■ What needs to be done
Which of the lines below mention the word "Visual"? Pull each one out.

■ Data to process
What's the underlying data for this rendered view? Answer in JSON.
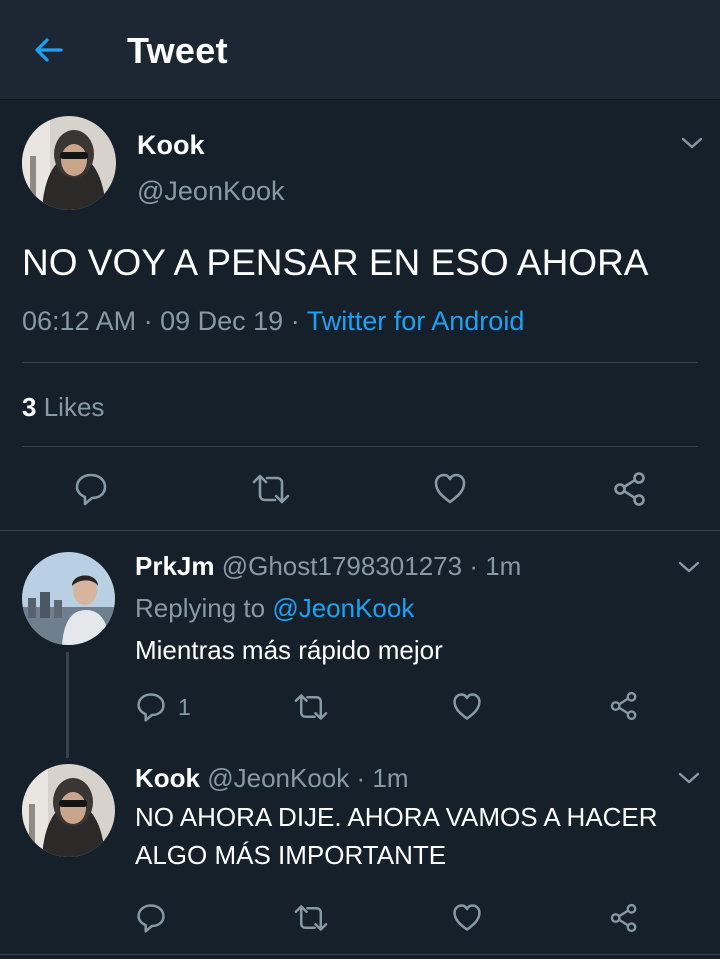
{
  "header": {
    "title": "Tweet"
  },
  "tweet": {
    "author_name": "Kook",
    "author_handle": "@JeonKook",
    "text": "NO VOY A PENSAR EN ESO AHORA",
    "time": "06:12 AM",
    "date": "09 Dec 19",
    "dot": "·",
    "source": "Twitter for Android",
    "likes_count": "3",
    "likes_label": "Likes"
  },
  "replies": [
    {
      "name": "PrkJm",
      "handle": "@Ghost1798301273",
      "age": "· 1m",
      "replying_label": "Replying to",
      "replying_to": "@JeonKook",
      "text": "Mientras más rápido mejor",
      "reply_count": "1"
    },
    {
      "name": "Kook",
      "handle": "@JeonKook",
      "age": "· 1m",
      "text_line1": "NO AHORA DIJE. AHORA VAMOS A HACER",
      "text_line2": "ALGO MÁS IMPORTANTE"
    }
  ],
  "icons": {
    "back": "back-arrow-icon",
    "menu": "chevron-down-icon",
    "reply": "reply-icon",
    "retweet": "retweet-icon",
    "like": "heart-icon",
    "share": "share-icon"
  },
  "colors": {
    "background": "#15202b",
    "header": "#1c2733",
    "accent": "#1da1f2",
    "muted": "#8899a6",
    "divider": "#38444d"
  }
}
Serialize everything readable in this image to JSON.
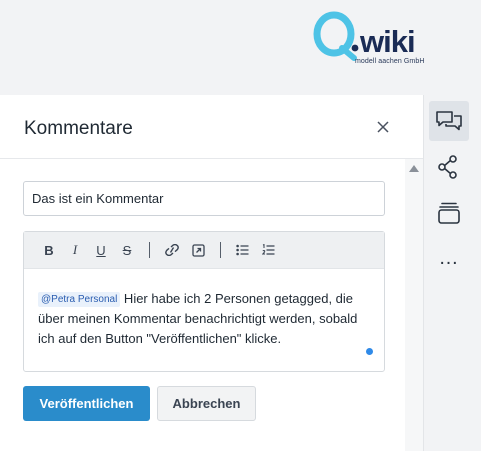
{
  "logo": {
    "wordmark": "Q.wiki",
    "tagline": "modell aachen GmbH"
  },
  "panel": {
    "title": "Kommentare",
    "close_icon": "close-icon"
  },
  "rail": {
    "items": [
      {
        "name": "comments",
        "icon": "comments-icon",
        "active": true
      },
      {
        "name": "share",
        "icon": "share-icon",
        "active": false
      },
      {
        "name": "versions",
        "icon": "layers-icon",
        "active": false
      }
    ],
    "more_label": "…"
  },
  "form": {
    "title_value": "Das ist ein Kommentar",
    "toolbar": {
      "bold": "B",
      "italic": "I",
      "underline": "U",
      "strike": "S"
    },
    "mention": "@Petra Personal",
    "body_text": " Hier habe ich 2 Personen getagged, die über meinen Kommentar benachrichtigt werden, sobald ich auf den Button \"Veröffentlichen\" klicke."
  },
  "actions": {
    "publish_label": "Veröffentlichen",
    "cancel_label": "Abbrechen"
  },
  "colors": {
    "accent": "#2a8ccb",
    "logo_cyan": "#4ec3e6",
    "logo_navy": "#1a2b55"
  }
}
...
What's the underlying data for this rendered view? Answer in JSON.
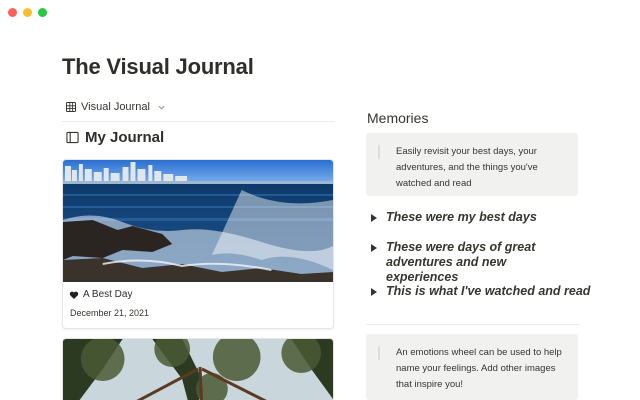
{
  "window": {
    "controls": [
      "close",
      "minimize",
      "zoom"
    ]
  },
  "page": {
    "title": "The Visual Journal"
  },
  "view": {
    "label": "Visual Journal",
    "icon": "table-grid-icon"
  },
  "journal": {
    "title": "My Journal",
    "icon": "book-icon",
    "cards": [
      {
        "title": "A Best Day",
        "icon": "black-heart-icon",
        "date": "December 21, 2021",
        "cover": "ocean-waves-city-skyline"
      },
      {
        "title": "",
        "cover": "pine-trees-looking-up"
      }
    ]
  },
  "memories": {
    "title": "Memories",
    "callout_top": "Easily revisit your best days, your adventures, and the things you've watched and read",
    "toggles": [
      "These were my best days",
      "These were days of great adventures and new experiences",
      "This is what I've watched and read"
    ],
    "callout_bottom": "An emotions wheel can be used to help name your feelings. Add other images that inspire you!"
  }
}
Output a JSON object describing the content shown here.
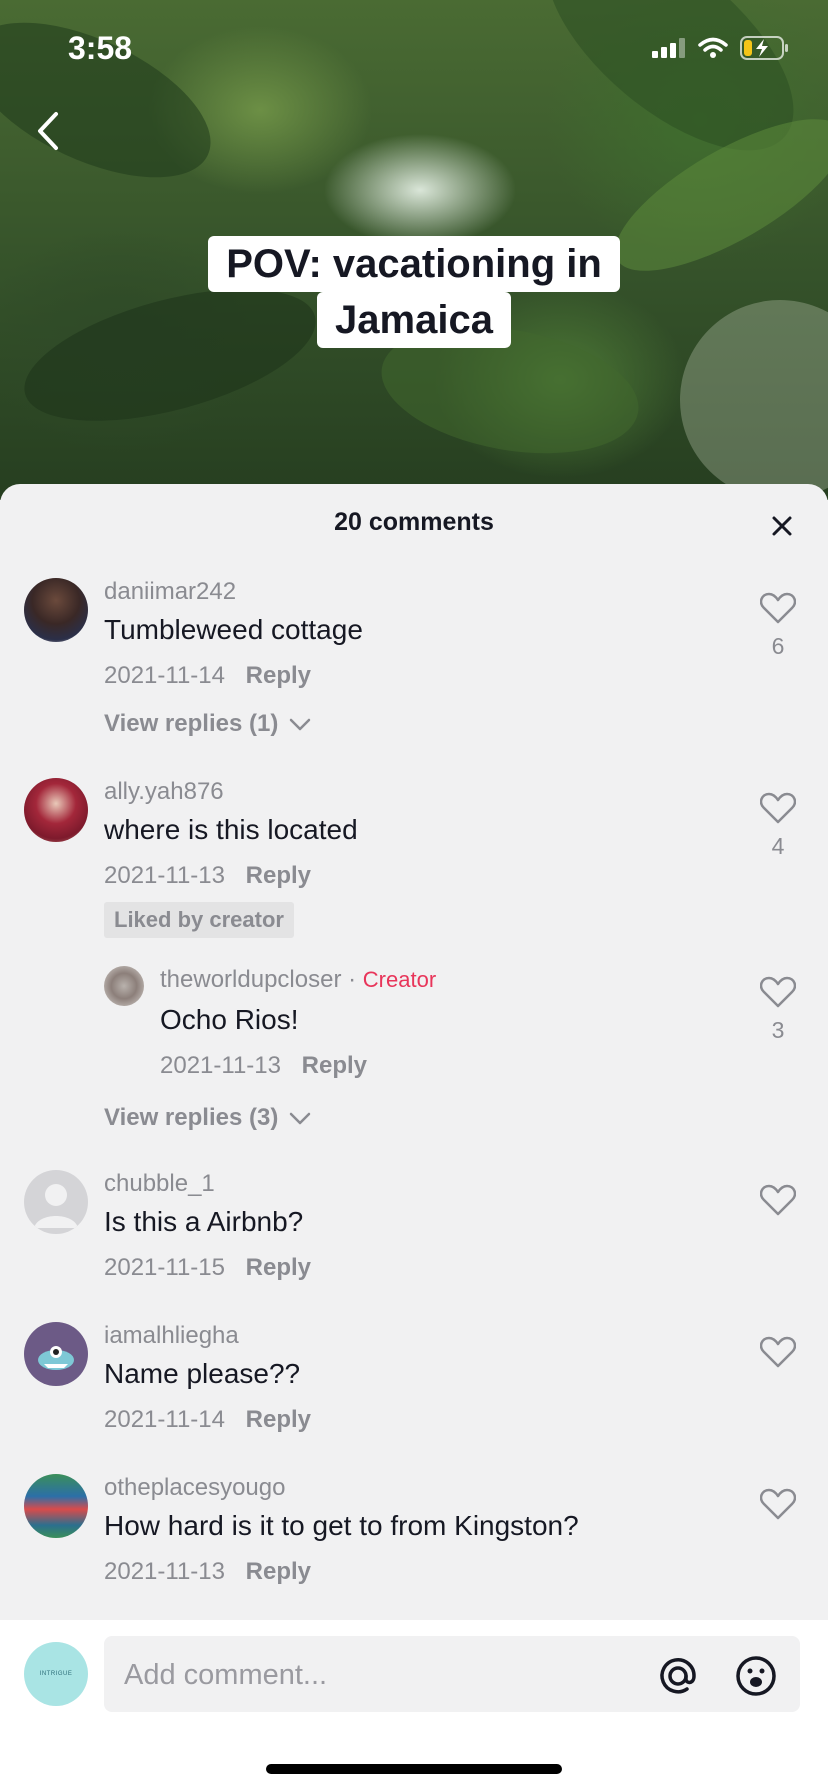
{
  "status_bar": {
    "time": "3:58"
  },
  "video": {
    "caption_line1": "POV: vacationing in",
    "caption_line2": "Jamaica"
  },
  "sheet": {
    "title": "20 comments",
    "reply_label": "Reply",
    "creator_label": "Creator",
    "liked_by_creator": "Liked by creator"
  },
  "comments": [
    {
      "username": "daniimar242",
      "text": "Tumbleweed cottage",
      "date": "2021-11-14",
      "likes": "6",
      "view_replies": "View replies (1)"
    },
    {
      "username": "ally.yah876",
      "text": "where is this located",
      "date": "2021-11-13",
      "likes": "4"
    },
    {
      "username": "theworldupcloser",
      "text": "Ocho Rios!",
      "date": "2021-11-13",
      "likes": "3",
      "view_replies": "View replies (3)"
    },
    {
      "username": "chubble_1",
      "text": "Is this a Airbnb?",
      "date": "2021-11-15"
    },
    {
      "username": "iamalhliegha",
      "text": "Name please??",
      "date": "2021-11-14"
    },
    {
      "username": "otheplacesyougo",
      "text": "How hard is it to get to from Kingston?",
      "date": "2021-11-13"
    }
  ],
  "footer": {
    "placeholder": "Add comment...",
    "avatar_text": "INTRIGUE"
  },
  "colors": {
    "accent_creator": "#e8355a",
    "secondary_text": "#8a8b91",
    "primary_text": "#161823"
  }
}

■ Task output
    "title": "The Visual Journal"
    "label": "Visual Journal",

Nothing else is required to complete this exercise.